Exercise objective ::
Every entry needs to be repeated exactly, with nothing left out.

Record excerpts ::
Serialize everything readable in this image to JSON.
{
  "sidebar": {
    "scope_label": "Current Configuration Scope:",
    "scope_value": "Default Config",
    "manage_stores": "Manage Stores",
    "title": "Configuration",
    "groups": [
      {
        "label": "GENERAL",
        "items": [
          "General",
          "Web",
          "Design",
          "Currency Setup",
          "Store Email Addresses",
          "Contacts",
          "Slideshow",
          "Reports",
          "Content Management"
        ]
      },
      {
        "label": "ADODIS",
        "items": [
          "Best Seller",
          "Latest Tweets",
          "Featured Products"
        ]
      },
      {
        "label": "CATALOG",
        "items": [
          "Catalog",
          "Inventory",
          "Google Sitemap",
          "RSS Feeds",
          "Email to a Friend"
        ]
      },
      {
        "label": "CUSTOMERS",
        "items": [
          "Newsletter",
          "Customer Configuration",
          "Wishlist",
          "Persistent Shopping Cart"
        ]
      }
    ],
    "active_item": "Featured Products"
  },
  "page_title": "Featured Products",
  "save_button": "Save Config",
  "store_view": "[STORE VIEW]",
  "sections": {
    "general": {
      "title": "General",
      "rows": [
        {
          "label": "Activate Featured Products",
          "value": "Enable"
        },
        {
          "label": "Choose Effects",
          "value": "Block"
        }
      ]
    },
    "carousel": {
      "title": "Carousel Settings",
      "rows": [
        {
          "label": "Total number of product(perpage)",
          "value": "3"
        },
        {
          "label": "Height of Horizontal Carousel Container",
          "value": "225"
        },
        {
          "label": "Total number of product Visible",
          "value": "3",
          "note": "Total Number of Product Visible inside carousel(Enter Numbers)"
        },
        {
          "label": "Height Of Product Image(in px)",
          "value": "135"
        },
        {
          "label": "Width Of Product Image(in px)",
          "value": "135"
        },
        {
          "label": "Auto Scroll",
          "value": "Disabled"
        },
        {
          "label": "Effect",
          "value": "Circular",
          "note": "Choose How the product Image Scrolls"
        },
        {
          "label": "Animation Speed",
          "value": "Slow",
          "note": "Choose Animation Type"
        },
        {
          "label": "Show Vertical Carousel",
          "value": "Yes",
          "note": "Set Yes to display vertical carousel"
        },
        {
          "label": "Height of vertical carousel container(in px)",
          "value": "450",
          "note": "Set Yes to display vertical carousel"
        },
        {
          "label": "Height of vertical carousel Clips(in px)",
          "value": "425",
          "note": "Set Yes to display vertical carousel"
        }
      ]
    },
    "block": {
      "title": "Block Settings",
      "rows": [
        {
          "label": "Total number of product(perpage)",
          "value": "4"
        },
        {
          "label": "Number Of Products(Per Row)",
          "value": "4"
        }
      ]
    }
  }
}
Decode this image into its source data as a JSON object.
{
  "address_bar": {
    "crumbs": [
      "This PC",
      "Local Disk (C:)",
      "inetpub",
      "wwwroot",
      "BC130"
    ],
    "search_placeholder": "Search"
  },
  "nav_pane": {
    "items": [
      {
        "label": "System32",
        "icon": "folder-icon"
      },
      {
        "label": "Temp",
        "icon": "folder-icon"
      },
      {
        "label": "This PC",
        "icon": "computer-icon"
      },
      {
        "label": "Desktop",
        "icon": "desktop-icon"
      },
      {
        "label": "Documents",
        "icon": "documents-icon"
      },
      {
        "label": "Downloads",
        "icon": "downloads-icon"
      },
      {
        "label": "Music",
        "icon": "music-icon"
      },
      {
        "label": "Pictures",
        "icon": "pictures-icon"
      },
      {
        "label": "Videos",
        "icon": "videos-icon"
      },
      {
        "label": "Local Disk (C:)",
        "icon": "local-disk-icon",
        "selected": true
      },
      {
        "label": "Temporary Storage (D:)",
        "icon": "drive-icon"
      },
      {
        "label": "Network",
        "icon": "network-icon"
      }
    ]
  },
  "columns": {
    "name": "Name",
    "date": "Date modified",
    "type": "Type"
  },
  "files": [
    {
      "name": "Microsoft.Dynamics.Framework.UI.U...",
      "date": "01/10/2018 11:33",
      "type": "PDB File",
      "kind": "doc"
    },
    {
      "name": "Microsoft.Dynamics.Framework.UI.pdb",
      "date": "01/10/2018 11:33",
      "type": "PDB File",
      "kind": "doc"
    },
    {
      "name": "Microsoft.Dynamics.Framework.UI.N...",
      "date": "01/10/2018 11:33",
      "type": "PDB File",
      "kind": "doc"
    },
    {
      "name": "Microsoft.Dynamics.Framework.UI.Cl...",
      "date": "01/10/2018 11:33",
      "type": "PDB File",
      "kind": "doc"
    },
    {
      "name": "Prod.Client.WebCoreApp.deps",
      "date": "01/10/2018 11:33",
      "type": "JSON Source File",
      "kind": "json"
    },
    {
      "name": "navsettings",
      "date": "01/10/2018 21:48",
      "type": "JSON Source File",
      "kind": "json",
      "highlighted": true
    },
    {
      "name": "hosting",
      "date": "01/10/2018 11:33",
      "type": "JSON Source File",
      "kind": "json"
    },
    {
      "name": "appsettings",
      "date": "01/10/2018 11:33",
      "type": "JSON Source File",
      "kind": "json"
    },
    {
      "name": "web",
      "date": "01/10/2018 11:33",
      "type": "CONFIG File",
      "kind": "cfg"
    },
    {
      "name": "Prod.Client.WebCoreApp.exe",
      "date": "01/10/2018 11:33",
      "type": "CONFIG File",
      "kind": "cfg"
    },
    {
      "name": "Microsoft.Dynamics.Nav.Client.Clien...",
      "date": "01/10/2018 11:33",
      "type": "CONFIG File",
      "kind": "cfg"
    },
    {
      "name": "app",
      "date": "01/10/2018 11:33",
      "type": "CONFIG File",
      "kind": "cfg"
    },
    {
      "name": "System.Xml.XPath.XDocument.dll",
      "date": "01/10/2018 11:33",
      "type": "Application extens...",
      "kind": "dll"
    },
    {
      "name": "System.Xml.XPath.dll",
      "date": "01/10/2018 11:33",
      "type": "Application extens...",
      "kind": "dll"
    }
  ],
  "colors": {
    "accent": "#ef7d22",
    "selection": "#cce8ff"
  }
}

Output below ::
Serialize everything readable in this image to JSON.
{
  "sidebar": {
    "scope_label": "Current Configuration Scope:",
    "scope_value": "Default Config",
    "manage_stores": "Manage Stores",
    "title": "Configuration",
    "groups": [
      {
        "label": "GENERAL",
        "items": [
          "General",
          "Web",
          "Design",
          "Currency Setup",
          "Store Email Addresses",
          "Contacts",
          "Slideshow",
          "Reports",
          "Content Management"
        ]
      },
      {
        "label": "ADODIS",
        "items": [
          "Best Seller",
          "Latest Tweets",
          "Featured Products"
        ]
      },
      {
        "label": "CATALOG",
        "items": [
          "Catalog",
          "Inventory",
          "Google Sitemap",
          "RSS Feeds",
          "Email to a Friend"
        ]
      },
      {
        "label": "CUSTOMERS",
        "items": [
          "Newsletter",
          "Customer Configuration",
          "Wishlist",
          "Persistent Shopping Cart"
        ]
      }
    ],
    "active_item": "Featured Products"
  },
  "page_title": "Featured Products",
  "save_button": "Save Config",
  "store_view": "[STORE VIEW]",
  "sections": {
    "general": {
      "title": "General",
      "rows": [
        {
          "label": "Activate Featured Products",
          "value": "Enable"
        },
        {
          "label": "Choose Effects",
          "value": "Block"
        }
      ]
    },
    "carousel": {
      "title": "Carousel Settings",
      "rows": [
        {
          "label": "Total number of product(perpage)",
          "value": "3"
        },
        {
          "label": "Height of Horizontal Carousel Container",
          "value": "225"
        },
        {
          "label": "Total number of product Visible",
          "value": "3",
          "note": "Total Number of Product Visible inside carousel(Enter Numbers)"
        },
        {
          "label": "Height Of Product Image(in px)",
          "value": "135"
        },
        {
          "label": "Width Of Product Image(in px)",
          "value": "135"
        },
        {
          "label": "Auto Scroll",
          "value": "Disabled"
        },
        {
          "label": "Effect",
          "value": "Circular",
          "note": "Choose How the product Image Scrolls"
        },
        {
          "label": "Animation Speed",
          "value": "Slow",
          "note": "Choose Animation Type"
        },
        {
          "label": "Show Vertical Carousel",
          "value": "Yes",
          "note": "Set Yes to display vertical carousel"
        },
        {
          "label": "Height of vertical carousel container(in px)",
          "value": "450",
          "note": "Set Yes to display vertical carousel"
        },
        {
          "label": "Height of vertical carousel Clips(in px)",
          "value": "425",
          "note": "Set Yes to display vertical carousel"
        }
      ]
    },
    "block": {
      "title": "Block Settings",
      "rows": [
        {
          "label": "Total number of product(perpage)",
          "value": "4"
        },
        {
          "label": "Number Of Products(Per Row)",
          "value": "4"
        }
      ]
    }
  }
}
Decode this image into its source data as a JSON object.
{
  "address_bar": {
    "crumbs": [
      "This PC",
      "Local Disk (C:)",
      "inetpub",
      "wwwroot",
      "BC130"
    ],
    "search_placeholder": "Search"
  },
  "nav_pane": {
    "items": [
      {
        "label": "System32",
        "icon": "folder-icon"
      },
      {
        "label": "Temp",
        "icon": "folder-icon"
      },
      {
        "label": "This PC",
        "icon": "computer-icon"
      },
      {
        "label": "Desktop",
        "icon": "desktop-icon"
      },
      {
        "label": "Documents",
        "icon": "documents-icon"
      },
      {
        "label": "Downloads",
        "icon": "downloads-icon"
      },
      {
        "label": "Music",
        "icon": "music-icon"
      },
      {
        "label": "Pictures",
        "icon": "pictures-icon"
      },
      {
        "label": "Videos",
        "icon": "videos-icon"
      },
      {
        "label": "Local Disk (C:)",
        "icon": "local-disk-icon",
        "selected": true
      },
      {
        "label": "Temporary Storage (D:)",
        "icon": "drive-icon"
      },
      {
        "label": "Network",
        "icon": "network-icon"
      }
    ]
  },
  "columns": {
    "name": "Name",
    "date": "Date modified",
    "type": "Type"
  },
  "files": [
    {
      "name": "Microsoft.Dynamics.Framework.UI.U...",
      "date": "01/10/2018 11:33",
      "type": "PDB File",
      "kind": "doc"
    },
    {
      "name": "Microsoft.Dynamics.Framework.UI.pdb",
      "date": "01/10/2018 11:33",
      "type": "PDB File",
      "kind": "doc"
    },
    {
      "name": "Microsoft.Dynamics.Framework.UI.N...",
      "date": "01/10/2018 11:33",
      "type": "PDB File",
      "kind": "doc"
    },
    {
      "name": "Microsoft.Dynamics.Framework.UI.Cl...",
      "date": "01/10/2018 11:33",
      "type": "PDB File",
      "kind": "doc"
    },
    {
      "name": "Prod.Client.WebCoreApp.deps",
      "date": "01/10/2018 11:33",
      "type": "JSON Source File",
      "kind": "json"
    },
    {
      "name": "navsettings",
      "date": "01/10/2018 21:48",
      "type": "JSON Source File",
      "kind": "json",
      "highlighted": true
    },
    {
      "name": "hosting",
      "date": "01/10/2018 11:33",
      "type": "JSON Source File",
      "kind": "json"
    },
    {
      "name": "appsettings",
      "date": "01/10/2018 11:33",
      "type": "JSON Source File",
      "kind": "json"
    },
    {
      "name": "web",
      "date": "01/10/2018 11:33",
      "type": "CONFIG File",
      "kind": "cfg"
    },
    {
      "name": "Prod.Client.WebCoreApp.exe",
      "date": "01/10/2018 11:33",
      "type": "CONFIG File",
      "kind": "cfg"
    },
    {
      "name": "Microsoft.Dynamics.Nav.Client.Clien...",
      "date": "01/10/2018 11:33",
      "type": "CONFIG File",
      "kind": "cfg"
    },
    {
      "name": "app",
      "date": "01/10/2018 11:33",
      "type": "CONFIG File",
      "kind": "cfg"
    },
    {
      "name": "System.Xml.XPath.XDocument.dll",
      "date": "01/10/2018 11:33",
      "type": "Application extens...",
      "kind": "dll"
    },
    {
      "name": "System.Xml.XPath.dll",
      "date": "01/10/2018 11:33",
      "type": "Application extens...",
      "kind": "dll"
    }
  ],
  "colors": {
    "accent": "#ef7d22",
    "selection": "#cce8ff"
  }
}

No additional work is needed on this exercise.